|Born||23 December 1922
|Died||17 October 2001 (aged 78)
|Height||1.79 m (5 ft 10 in)|
|Weight||73 kg (161 lb)|
A great-niece of the French author Victor Hugo, and a niece of the composer Lucien Laroche, Ostermeyer was born in Rang-du-Fliers, Pas-de-Calais. At the insistence of her mother, she began learning piano at the age of 4, and at 14 she left her family's home in Tunisia to attend the Conservatoire de Paris. After the outbreak of World War II, she moved back to Tunisia where she performed a weekly half-hour piano recital on Radio Tunis.
It was during her return stay in Tunisia that Ostermeyer began participating in sports, competing in basketball and track and field events. After the war, she continued her participation in athletics while resuming her education at the Conservatoire. She competed in a range of contests, eventually winning 13 French titles in running, throwing and jumping events. In 1946, she placed second in the shot put at the European Athletics Championship in Oslo, as well as winning the Prix Premier at the Conservatoire.
The 1948 Summer Olympics were Ostermeyer's finest hour as an athlete.

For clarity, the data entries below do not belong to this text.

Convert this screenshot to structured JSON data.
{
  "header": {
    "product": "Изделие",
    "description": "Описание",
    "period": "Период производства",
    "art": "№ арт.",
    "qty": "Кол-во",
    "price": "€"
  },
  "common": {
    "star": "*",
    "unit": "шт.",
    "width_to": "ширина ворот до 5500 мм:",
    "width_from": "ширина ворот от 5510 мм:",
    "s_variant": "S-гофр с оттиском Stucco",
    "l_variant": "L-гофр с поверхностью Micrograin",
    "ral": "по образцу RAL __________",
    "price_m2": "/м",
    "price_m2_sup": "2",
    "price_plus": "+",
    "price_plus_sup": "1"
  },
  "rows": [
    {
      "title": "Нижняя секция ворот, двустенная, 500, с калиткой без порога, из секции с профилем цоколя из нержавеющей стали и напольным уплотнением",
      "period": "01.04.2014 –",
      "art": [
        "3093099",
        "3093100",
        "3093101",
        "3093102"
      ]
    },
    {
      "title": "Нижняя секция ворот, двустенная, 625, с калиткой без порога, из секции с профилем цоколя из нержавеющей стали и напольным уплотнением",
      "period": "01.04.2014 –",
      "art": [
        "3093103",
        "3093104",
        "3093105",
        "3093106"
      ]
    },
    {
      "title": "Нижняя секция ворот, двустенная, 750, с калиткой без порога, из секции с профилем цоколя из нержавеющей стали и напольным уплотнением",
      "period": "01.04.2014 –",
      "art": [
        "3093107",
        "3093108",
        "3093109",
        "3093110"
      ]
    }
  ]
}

She won gold medals in the shot put and discus throw (despite having picked up a discus for the first time just a few weeks before the event), and a bronze medal in the high jump. She thus became the first Frenchwoman to win three medals in a single summer or winter Olympic Games. Her performance was only overshadowed by that of Fanny Blankers-Koen, who won four gold medals at the same Olympics. After winning the shot put, she concluded the day with an impromptu performance of a Beethoven concert at her team's headquarters and a concert at Royal Albert Hall.
She retired from sports in 1950 after having won two bronze medals at that year's European Championships, and continued to pursue a career in music. Her athletic prowess damaged her reputation as a concert pianist, however, and she even avoided playing anything composed by Franz Liszt for six years because she considered him too "sportif". She toured for fifteen years before personal commitments, including the death of her husband, led her to take a teaching job, a post she held until her retirement in the early 1980s. In her final years she emerged from retirement to give a series of concerts in both France and Switzerland before her death in Bois-Guillaume.

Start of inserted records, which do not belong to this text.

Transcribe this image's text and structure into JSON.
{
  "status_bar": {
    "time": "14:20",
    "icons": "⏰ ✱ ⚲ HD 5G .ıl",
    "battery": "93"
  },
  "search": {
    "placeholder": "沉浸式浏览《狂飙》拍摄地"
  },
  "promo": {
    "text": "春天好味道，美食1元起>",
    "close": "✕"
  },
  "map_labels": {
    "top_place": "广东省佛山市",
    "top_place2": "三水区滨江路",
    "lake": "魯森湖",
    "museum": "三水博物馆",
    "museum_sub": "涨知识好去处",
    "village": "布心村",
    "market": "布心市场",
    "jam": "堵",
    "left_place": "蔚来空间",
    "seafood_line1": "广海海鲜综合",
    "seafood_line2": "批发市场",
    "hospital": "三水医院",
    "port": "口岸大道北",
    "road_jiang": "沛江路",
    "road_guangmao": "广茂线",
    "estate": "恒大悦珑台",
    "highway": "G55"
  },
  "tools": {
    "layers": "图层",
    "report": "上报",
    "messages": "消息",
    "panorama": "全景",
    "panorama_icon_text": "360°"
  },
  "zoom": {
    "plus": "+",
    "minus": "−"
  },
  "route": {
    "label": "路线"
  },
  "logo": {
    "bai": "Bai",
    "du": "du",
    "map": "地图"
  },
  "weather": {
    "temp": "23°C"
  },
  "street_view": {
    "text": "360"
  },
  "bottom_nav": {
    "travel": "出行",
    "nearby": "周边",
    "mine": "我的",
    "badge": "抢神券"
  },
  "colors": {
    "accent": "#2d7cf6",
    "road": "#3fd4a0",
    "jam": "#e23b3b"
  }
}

- Paul Taylor (2004). Jews and the Olympic Games: The Clash Between Sport and Politics : with a Complete Review of Jewish Olympic Medallists. Sussex Academic Press. pp. 238–. ISBN 978-1-903900-88-8.

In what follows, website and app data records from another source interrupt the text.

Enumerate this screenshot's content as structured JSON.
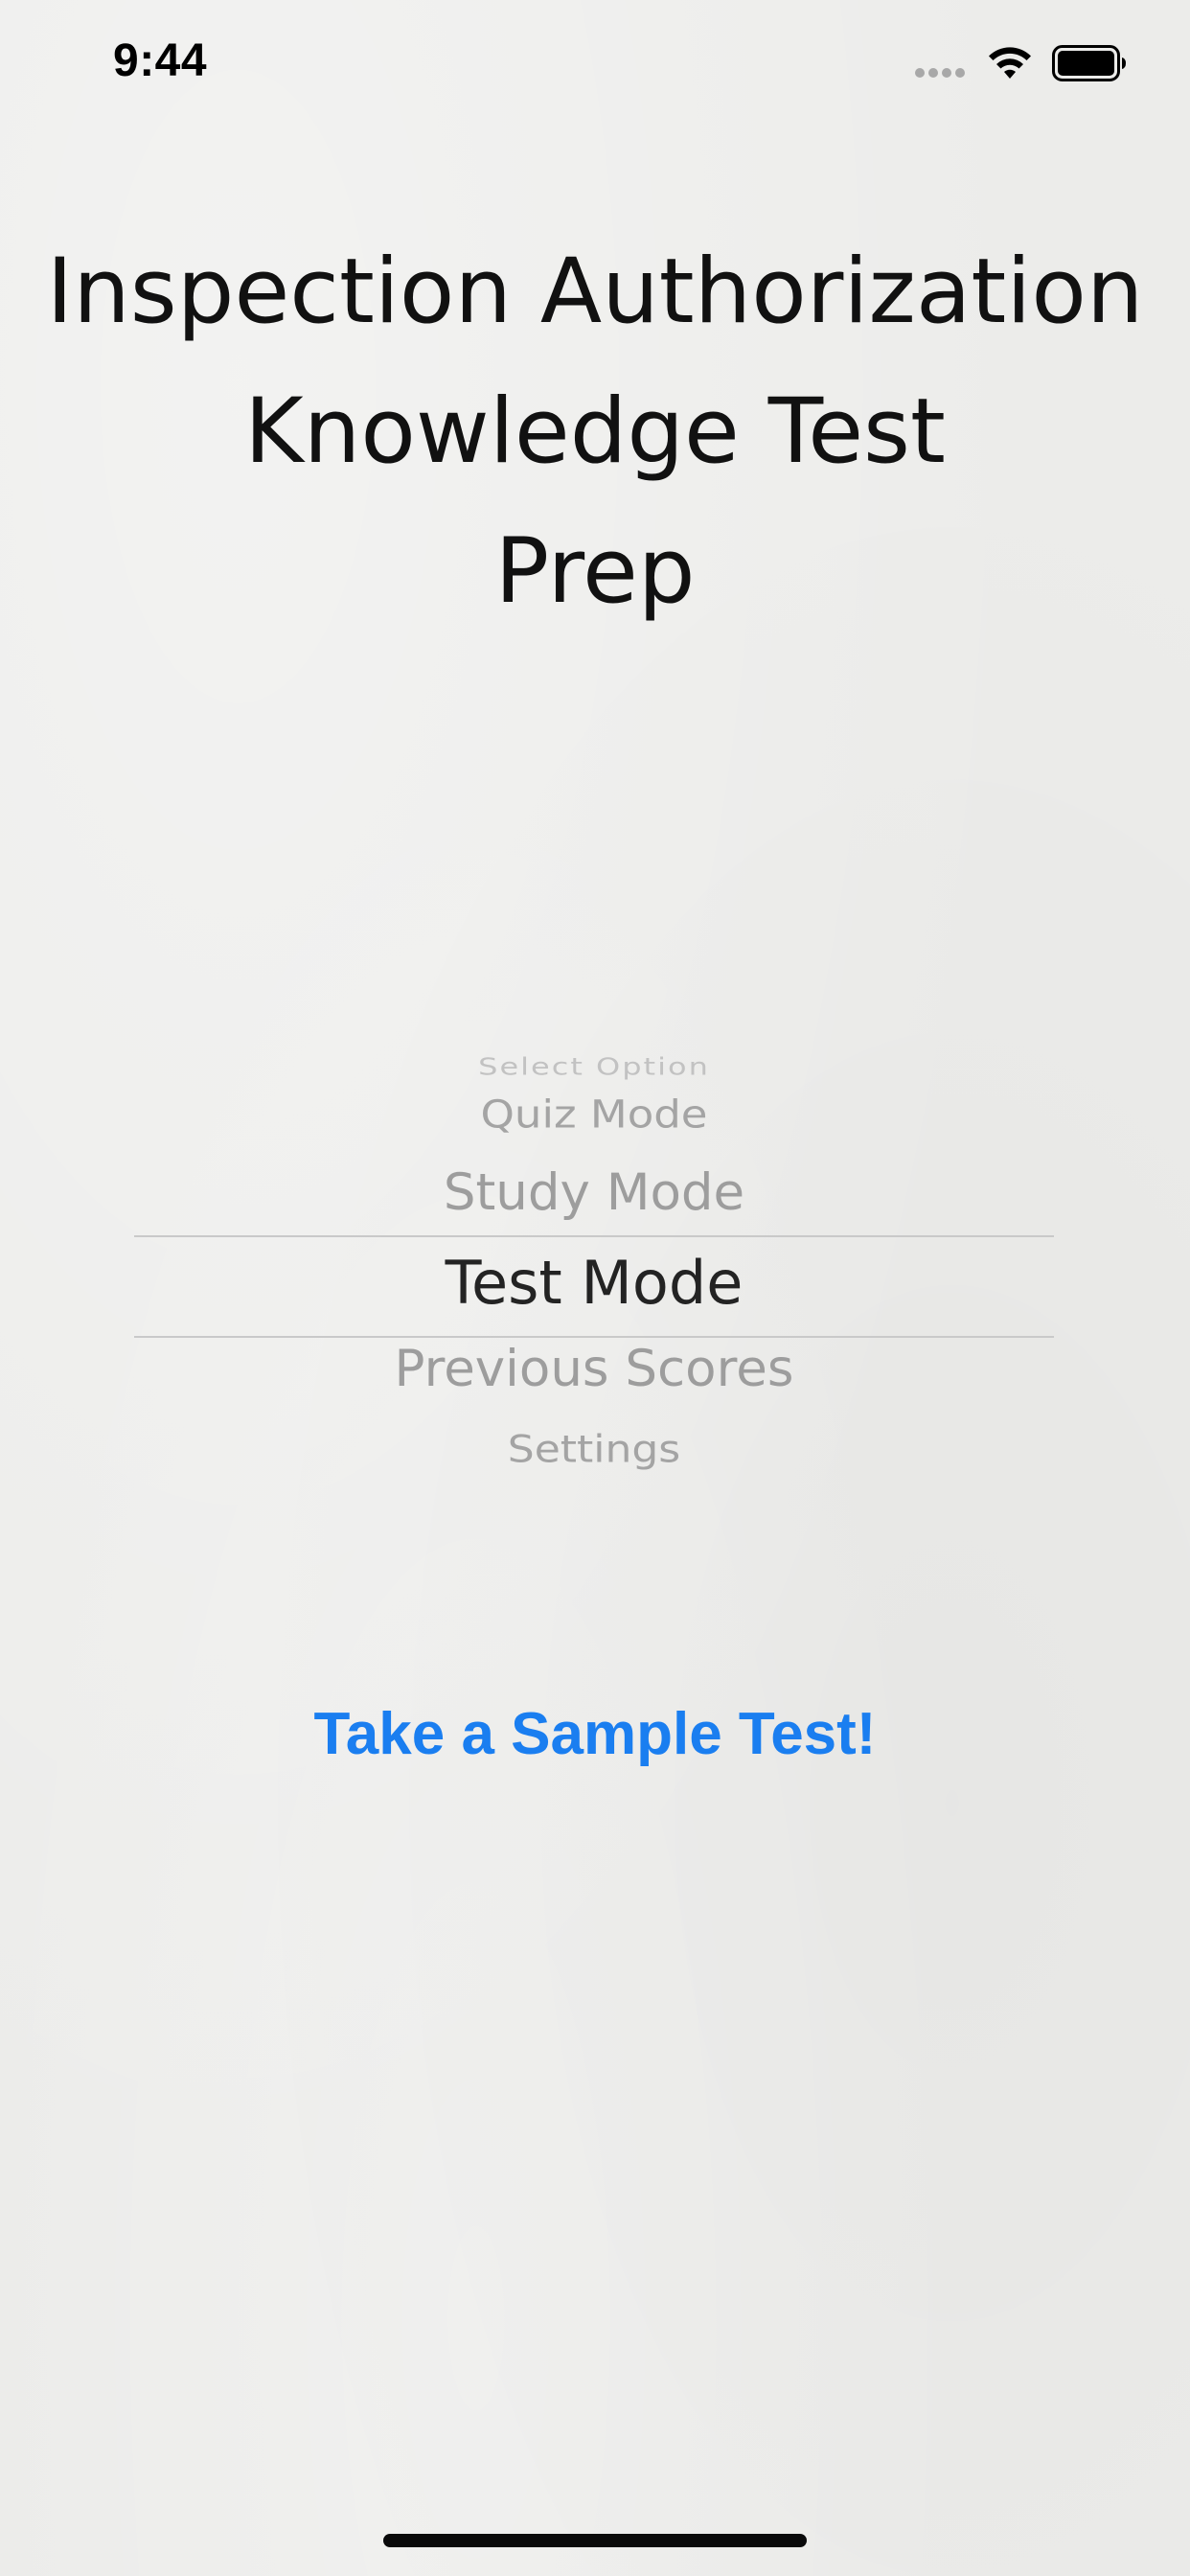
{
  "status_bar": {
    "time": "9:44"
  },
  "title": {
    "line1": "Inspection Authorization",
    "line2": "Knowledge Test",
    "line3": "Prep"
  },
  "picker": {
    "options": [
      "Select Option",
      "Quiz Mode",
      "Study Mode",
      "Test Mode",
      "Previous Scores",
      "Settings"
    ],
    "selected": "Test Mode"
  },
  "sample_button": {
    "label": "Take a Sample Test!"
  },
  "colors": {
    "background": "#ececea",
    "accent": "#1a7ef0",
    "selected_text": "#232323",
    "unselected_text": "#9d9d9d"
  },
  "icons": [
    "signal-dots-icon",
    "wifi-icon",
    "battery-icon"
  ]
}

- Micheline Ostermeyer. sports-reference.com
- 88 notes pour piano solo, Jean-Pierre Thiollet, Neva Editions, 2015, p. 90. ISBN 978 2 3505 5192 0
- Bloit, Michel (1996). Micheline Ostermeyer, ou, La vie partagée. Paris: L'Harmattan. ISBN 2-7384-3892-X.
- Hampton, Janie (2008). The Austerity Olympics: When the Games Came to London in 1948. London: Aurum Press. ISBN 1-84513-334-X.